▶ [DATA PROVIDED]
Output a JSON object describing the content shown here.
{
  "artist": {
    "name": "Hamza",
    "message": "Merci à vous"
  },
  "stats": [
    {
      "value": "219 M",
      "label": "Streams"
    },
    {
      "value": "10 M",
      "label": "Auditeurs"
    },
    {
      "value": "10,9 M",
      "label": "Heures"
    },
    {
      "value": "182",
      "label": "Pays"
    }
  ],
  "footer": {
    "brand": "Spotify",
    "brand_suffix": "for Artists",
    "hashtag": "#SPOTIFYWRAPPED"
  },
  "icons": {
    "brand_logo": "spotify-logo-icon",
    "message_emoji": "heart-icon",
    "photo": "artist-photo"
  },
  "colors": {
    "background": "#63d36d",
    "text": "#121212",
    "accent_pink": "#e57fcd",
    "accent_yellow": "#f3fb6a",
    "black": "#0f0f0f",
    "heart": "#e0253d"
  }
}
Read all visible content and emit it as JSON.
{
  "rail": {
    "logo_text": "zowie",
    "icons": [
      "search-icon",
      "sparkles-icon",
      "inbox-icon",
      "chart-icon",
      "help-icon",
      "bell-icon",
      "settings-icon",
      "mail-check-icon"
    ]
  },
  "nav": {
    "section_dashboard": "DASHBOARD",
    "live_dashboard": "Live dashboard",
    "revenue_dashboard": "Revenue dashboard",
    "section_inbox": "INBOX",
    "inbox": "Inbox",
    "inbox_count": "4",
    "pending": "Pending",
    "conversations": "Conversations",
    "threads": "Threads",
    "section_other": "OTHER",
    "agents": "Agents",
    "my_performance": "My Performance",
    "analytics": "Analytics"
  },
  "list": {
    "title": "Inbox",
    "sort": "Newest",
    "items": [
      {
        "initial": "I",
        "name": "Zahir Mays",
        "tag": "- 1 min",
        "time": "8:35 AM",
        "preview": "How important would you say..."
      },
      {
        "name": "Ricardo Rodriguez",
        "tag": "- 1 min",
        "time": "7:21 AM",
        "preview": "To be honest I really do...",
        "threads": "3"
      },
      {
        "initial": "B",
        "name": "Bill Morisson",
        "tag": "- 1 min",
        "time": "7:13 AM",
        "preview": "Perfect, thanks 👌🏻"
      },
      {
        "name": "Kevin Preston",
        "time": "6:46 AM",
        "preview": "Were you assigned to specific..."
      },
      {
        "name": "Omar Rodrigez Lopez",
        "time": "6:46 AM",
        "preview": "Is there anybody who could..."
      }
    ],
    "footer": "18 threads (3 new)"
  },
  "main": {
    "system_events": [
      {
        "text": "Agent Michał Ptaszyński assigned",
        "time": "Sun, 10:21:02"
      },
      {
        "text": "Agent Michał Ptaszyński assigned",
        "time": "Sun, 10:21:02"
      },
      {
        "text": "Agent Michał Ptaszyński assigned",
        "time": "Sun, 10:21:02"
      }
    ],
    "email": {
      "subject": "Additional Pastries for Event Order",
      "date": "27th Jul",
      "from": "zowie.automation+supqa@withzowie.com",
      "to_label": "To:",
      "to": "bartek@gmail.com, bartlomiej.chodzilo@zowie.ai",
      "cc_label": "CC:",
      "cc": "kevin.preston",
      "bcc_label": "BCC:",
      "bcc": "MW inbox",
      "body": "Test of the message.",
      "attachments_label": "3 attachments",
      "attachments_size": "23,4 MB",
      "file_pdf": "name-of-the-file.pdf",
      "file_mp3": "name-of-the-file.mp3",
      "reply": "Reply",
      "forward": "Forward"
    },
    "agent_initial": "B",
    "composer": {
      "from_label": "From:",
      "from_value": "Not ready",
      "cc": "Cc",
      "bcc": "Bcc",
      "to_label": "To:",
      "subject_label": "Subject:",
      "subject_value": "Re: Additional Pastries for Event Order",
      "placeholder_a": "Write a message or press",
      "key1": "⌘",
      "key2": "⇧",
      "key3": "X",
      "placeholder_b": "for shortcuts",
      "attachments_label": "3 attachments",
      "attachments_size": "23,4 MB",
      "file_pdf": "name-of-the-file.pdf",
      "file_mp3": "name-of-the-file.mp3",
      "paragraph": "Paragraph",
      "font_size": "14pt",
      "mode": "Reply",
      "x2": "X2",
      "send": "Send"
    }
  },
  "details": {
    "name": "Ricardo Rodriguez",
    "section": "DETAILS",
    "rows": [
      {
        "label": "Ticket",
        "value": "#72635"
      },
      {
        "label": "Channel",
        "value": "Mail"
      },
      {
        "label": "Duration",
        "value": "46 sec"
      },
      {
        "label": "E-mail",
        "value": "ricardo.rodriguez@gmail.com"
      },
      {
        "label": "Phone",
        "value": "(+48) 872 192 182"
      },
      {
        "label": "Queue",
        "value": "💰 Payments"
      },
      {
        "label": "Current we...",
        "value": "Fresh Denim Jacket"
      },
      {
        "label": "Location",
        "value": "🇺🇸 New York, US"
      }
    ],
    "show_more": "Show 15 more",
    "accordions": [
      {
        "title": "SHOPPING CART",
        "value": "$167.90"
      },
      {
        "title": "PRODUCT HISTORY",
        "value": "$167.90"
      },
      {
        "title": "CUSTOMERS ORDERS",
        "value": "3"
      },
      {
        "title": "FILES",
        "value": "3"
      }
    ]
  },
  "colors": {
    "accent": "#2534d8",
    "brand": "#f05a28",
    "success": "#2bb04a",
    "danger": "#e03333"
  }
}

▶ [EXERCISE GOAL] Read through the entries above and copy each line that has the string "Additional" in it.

▶ [EXERCISE RESULT]
      "subject": "Additional Pastries for Event Order",
      "subject_value": "Re: Additional Pastries for Event Order",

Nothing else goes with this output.